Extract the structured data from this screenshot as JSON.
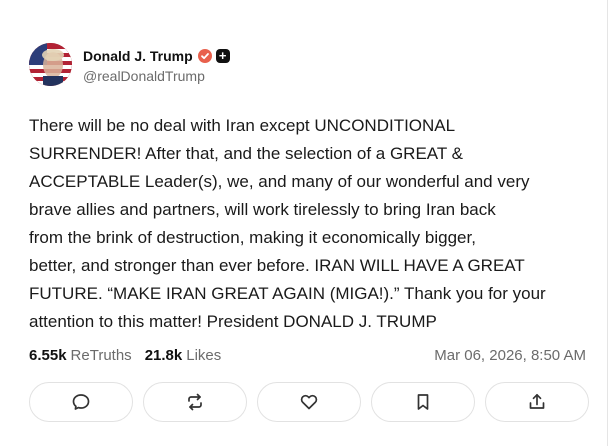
{
  "author": {
    "display_name": "Donald J. Trump",
    "handle": "@realDonaldTrump",
    "verified_icon": "verified-badge-icon",
    "plus_icon": "plus-badge-icon",
    "plus_symbol": "+",
    "accent_color": "#e8604c"
  },
  "post": {
    "text": "There will be no deal with Iran except UNCONDITIONAL\nSURRENDER! After that, and the selection of a GREAT &\nACCEPTABLE Leader(s), we, and many of our wonderful and very\nbrave allies and partners, will work tirelessly to bring Iran back\nfrom the brink of destruction, making it economically bigger,\nbetter, and stronger than ever before. IRAN WILL HAVE A GREAT\nFUTURE. “MAKE IRAN GREAT AGAIN (MIGA!).” Thank you for your\nattention to this matter! President DONALD J. TRUMP"
  },
  "stats": {
    "retruths_count": "6.55k",
    "retruths_label": "ReTruths",
    "likes_count": "21.8k",
    "likes_label": "Likes",
    "timestamp": "Mar 06, 2026, 8:50 AM"
  },
  "actions": [
    {
      "name": "reply",
      "icon": "comment-icon"
    },
    {
      "name": "retruth",
      "icon": "repost-icon"
    },
    {
      "name": "like",
      "icon": "heart-icon"
    },
    {
      "name": "bookmark",
      "icon": "bookmark-icon"
    },
    {
      "name": "share",
      "icon": "share-icon"
    }
  ]
}
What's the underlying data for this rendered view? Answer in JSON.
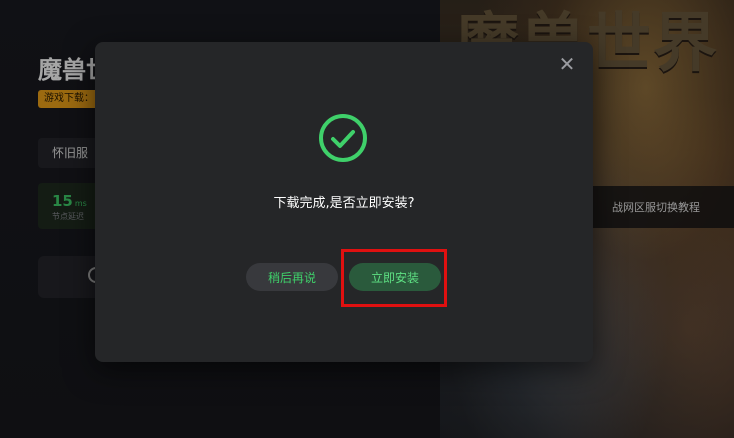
{
  "background": {
    "art_title": "魔兽世界",
    "game_title": "魔兽世界",
    "tag": "游戏下载：",
    "classic_button": "怀旧服",
    "latency": {
      "value": "15",
      "unit": "ms",
      "label": "节点延迟"
    },
    "guide_link": "战网区服切换教程"
  },
  "dialog": {
    "message": "下载完成,是否立即安装?",
    "later_label": "稍后再说",
    "install_label": "立即安装",
    "close_symbol": "✕"
  },
  "colors": {
    "accent": "#3fd06a",
    "install_bg": "#2a5a3c",
    "highlight": "#e01010"
  }
}
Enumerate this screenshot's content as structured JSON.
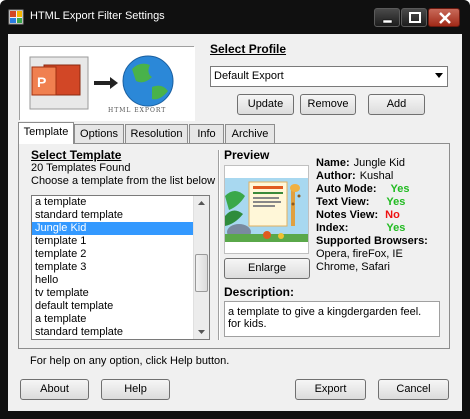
{
  "window": {
    "title": "HTML Export Filter Settings"
  },
  "banner": {
    "caption": "HTML EXPORT"
  },
  "profile": {
    "label": "Select Profile",
    "selected": "Default Export",
    "update_label": "Update",
    "remove_label": "Remove",
    "add_label": "Add"
  },
  "tabs": [
    {
      "label": "Template",
      "active": true
    },
    {
      "label": "Options",
      "active": false
    },
    {
      "label": "Resolution",
      "active": false
    },
    {
      "label": "Info",
      "active": false
    },
    {
      "label": "Archive",
      "active": false
    }
  ],
  "template": {
    "label": "Select Template",
    "found": "20 Templates Found",
    "instruction": "Choose a template from the list below",
    "items": [
      "a template",
      "standard template",
      "Jungle Kid",
      "template 1",
      "template 2",
      "template 3",
      "hello",
      "tv template",
      "default template",
      "a template",
      "standard template"
    ],
    "selected_index": 2
  },
  "preview": {
    "label": "Preview",
    "enlarge_label": "Enlarge"
  },
  "details": {
    "name_label": "Name:",
    "name": "Jungle Kid",
    "author_label": "Author:",
    "author": "Kushal",
    "auto_mode_label": "Auto Mode:",
    "auto_mode": "Yes",
    "text_view_label": "Text View:",
    "text_view": "Yes",
    "notes_view_label": "Notes View:",
    "notes_view": "No",
    "index_label": "Index:",
    "index": "Yes",
    "browsers_label": "Supported Browsers:",
    "browsers_line1": "Opera, fireFox, IE",
    "browsers_line2": "Chrome, Safari"
  },
  "description": {
    "label": "Description:",
    "text": "a template to give a kingdergarden feel. for kids."
  },
  "footer": {
    "hint": "For help on any option, click Help button.",
    "about_label": "About",
    "help_label": "Help",
    "export_label": "Export",
    "cancel_label": "Cancel"
  },
  "colors": {
    "yes": "#22bb22",
    "no": "#ee1111",
    "selection": "#3399ff"
  }
}
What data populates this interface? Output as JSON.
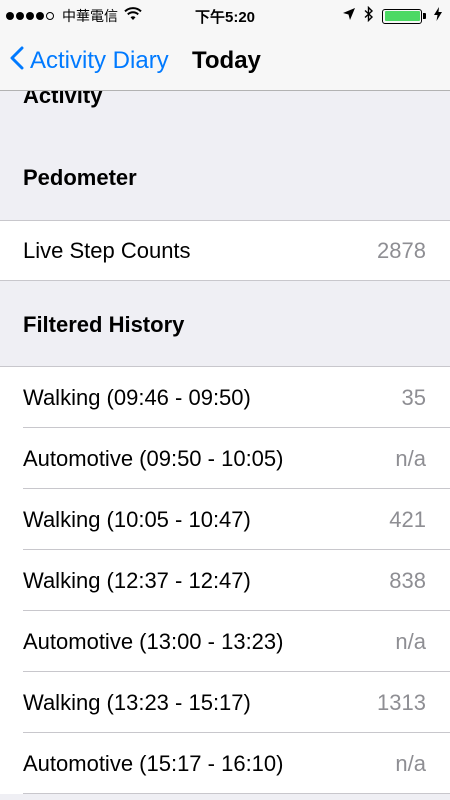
{
  "status_bar": {
    "carrier": "中華電信",
    "time": "下午5:20",
    "battery_level": 1.0,
    "colors": {
      "battery": "#4cd964"
    }
  },
  "nav": {
    "back_label": "Activity Diary",
    "title": "Today",
    "accent_color": "#007aff"
  },
  "sections": {
    "activity_header": "Activity",
    "pedometer_header": "Pedometer",
    "live_step": {
      "label": "Live Step Counts",
      "value": "2878"
    },
    "filtered_header": "Filtered History"
  },
  "history": [
    {
      "label": "Walking (09:46 - 09:50)",
      "value": "35"
    },
    {
      "label": "Automotive (09:50 - 10:05)",
      "value": "n/a"
    },
    {
      "label": "Walking (10:05 - 10:47)",
      "value": "421"
    },
    {
      "label": "Walking (12:37 - 12:47)",
      "value": "838"
    },
    {
      "label": "Automotive (13:00 - 13:23)",
      "value": "n/a"
    },
    {
      "label": "Walking (13:23 - 15:17)",
      "value": "1313"
    },
    {
      "label": "Automotive (15:17 - 16:10)",
      "value": "n/a"
    }
  ]
}
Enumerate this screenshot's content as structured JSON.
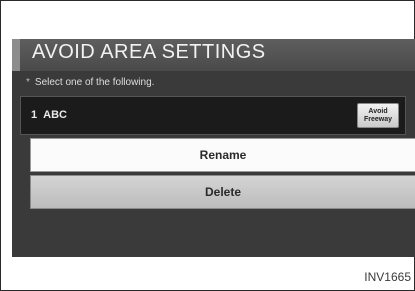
{
  "screen": {
    "title": "AVOID AREA SETTINGS",
    "instruction": "Select one of the following.",
    "instruction_bullet": "*",
    "list_item": {
      "number": "1",
      "name": "ABC",
      "freeway_button": {
        "line1": "Avoid",
        "line2": "Freeway"
      }
    },
    "rename_label": "Rename",
    "delete_label": "Delete"
  },
  "figure_code": "INV1665",
  "colors": {
    "screen_background": "#3a3a3a",
    "header_background": "#4a4a4a",
    "list_row_background": "#1b1b1b",
    "rename_button": "#fbfbfb",
    "delete_button": "#c8c8c8"
  }
}
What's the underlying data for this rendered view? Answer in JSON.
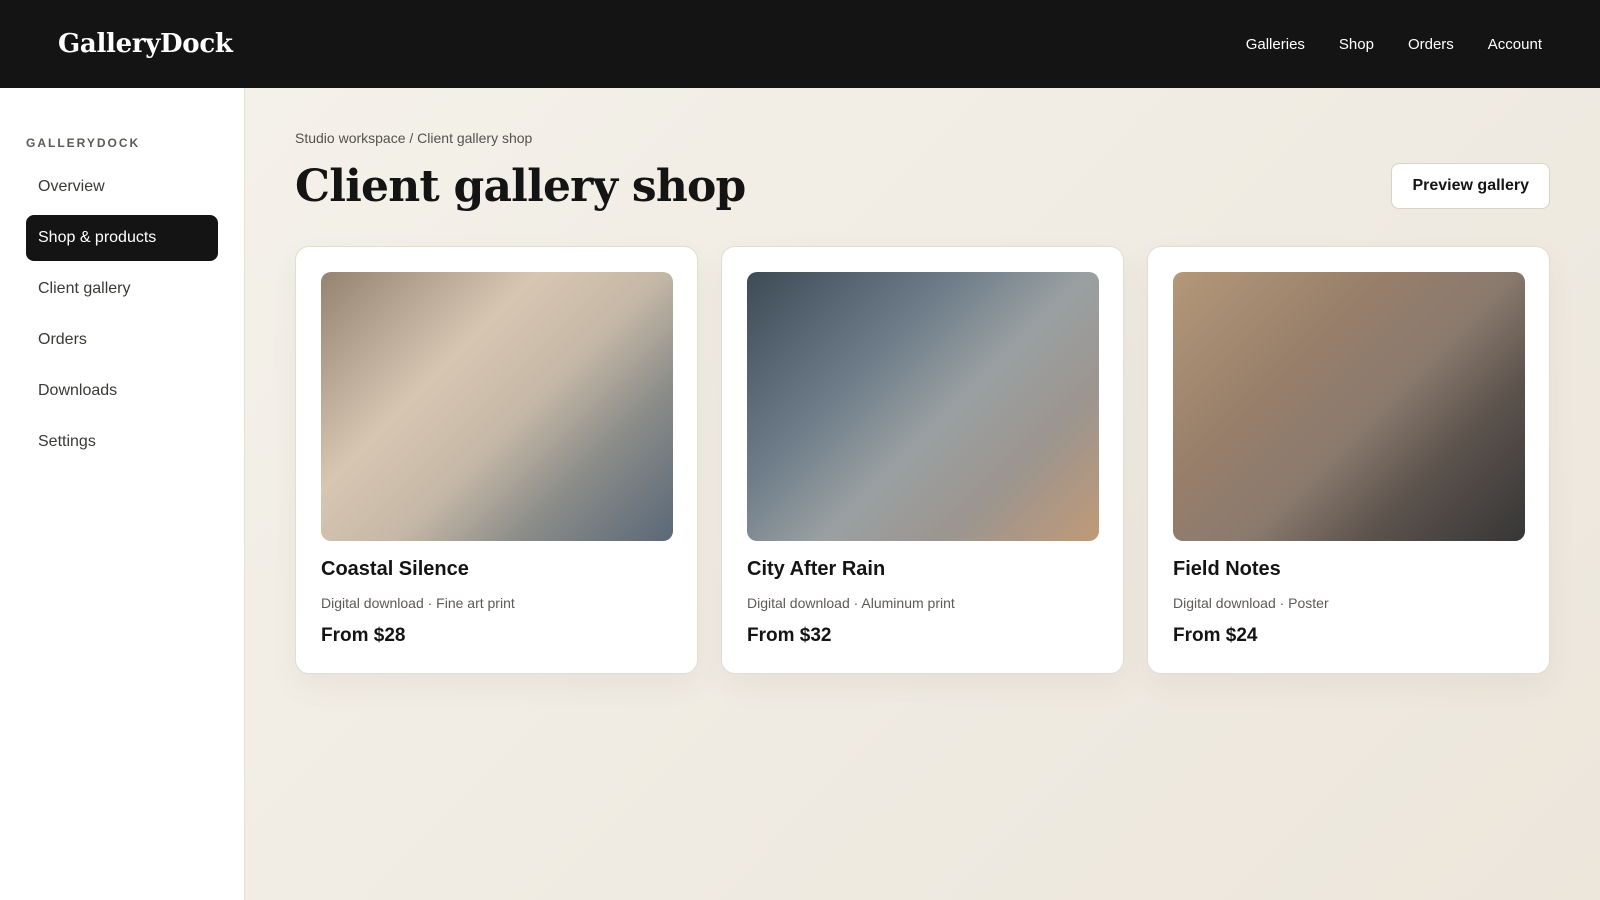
{
  "header": {
    "logo": "GalleryDock",
    "nav": [
      "Galleries",
      "Shop",
      "Orders",
      "Account"
    ]
  },
  "sidebar": {
    "heading": "GALLERYDOCK",
    "items": [
      {
        "label": "Overview",
        "active": false
      },
      {
        "label": "Shop & products",
        "active": true
      },
      {
        "label": "Client gallery",
        "active": false
      },
      {
        "label": "Orders",
        "active": false
      },
      {
        "label": "Downloads",
        "active": false
      },
      {
        "label": "Settings",
        "active": false
      }
    ]
  },
  "main": {
    "breadcrumb": "Studio workspace / Client gallery shop",
    "title": "Client gallery shop",
    "preview_button": "Preview gallery",
    "products": [
      {
        "title": "Coastal Silence",
        "meta": "Digital download · Fine art print",
        "price": "From $28"
      },
      {
        "title": "City After Rain",
        "meta": "Digital download · Aluminum print",
        "price": "From $32"
      },
      {
        "title": "Field Notes",
        "meta": "Digital download · Poster",
        "price": "From $24"
      }
    ]
  },
  "colors": {
    "topbar": "#141414",
    "active_nav": "#141414",
    "page_background": "#f4f1ea"
  }
}
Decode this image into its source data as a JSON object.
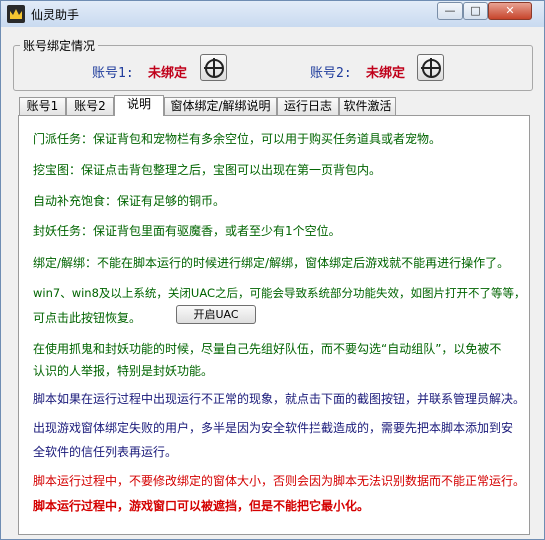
{
  "window": {
    "title": "仙灵助手",
    "controls": {
      "minimize": "—",
      "maximize": "□",
      "close": "✕"
    }
  },
  "accounts": {
    "group_title": "账号绑定情况",
    "account1": {
      "label": "账号1:",
      "status": "未绑定"
    },
    "account2": {
      "label": "账号2:",
      "status": "未绑定"
    }
  },
  "tabs": [
    {
      "label": "账号1"
    },
    {
      "label": "账号2"
    },
    {
      "label": "说明"
    },
    {
      "label": "窗体绑定/解绑说明"
    },
    {
      "label": "运行日志"
    },
    {
      "label": "软件激活"
    }
  ],
  "active_tab": "说明",
  "instructions": {
    "l1": "门派任务：保证背包和宠物栏有多余空位，可以用于购买任务道具或者宠物。",
    "l2": "挖宝图：保证点击背包整理之后，宝图可以出现在第一页背包内。",
    "l3": "自动补充饱食：保证有足够的铜币。",
    "l4": "封妖任务：保证背包里面有驱魔香，或者至少有1个空位。",
    "l5": "绑定/解绑：不能在脚本运行的时候进行绑定/解绑，窗体绑定后游戏就不能再进行操作了。",
    "l6": "win7、win8及以上系统，关闭UAC之后，可能会导致系统部分功能失效，如图片打开不了等等，",
    "l7": "可点击此按钮恢复。",
    "uac_button": "开启UAC",
    "l8": "在使用抓鬼和封妖功能的时候，尽量自己先组好队伍，而不要勾选“自动组队”，以免被不",
    "l9": "认识的人举报，特别是封妖功能。",
    "l10": "脚本如果在运行过程中出现运行不正常的现象，就点击下面的截图按钮，并联系管理员解决。",
    "l11": "出现游戏窗体绑定失败的用户，多半是因为安全软件拦截造成的，需要先把本脚本添加到安",
    "l12": "全软件的信任列表再运行。",
    "l13": "脚本运行过程中，不要修改绑定的窗体大小，否则会因为脚本无法识别数据而不能正常运行。",
    "l14": "脚本运行过程中，游戏窗口可以被遮挡，但是不能把它最小化。"
  },
  "colors": {
    "green_text": "#006400",
    "navy_text": "#1a1a7a",
    "red_text": "#d40000",
    "status_red": "#c0001a",
    "account_label_blue": "#1f3c9c"
  }
}
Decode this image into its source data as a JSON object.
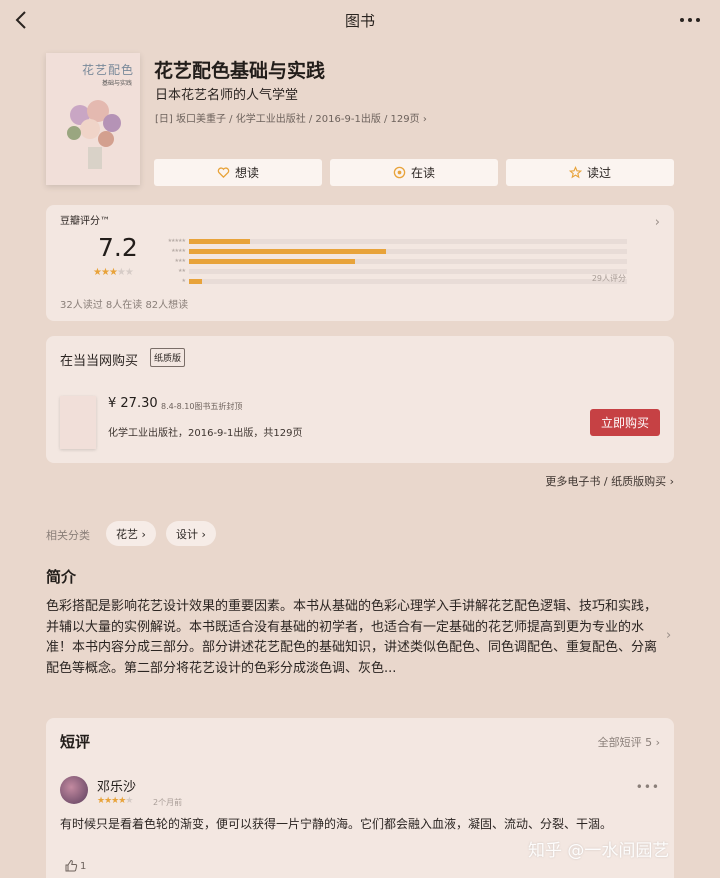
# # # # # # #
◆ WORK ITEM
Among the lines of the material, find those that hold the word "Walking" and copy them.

◆ FINISHED TASK
      "label": "Walking (09:46 - 09:50)",
      "label": "Walking (10:05 - 10:47)",
      "label": "Walking (12:37 - 12:47)",
      "label": "Walking (13:23 - 15:17)",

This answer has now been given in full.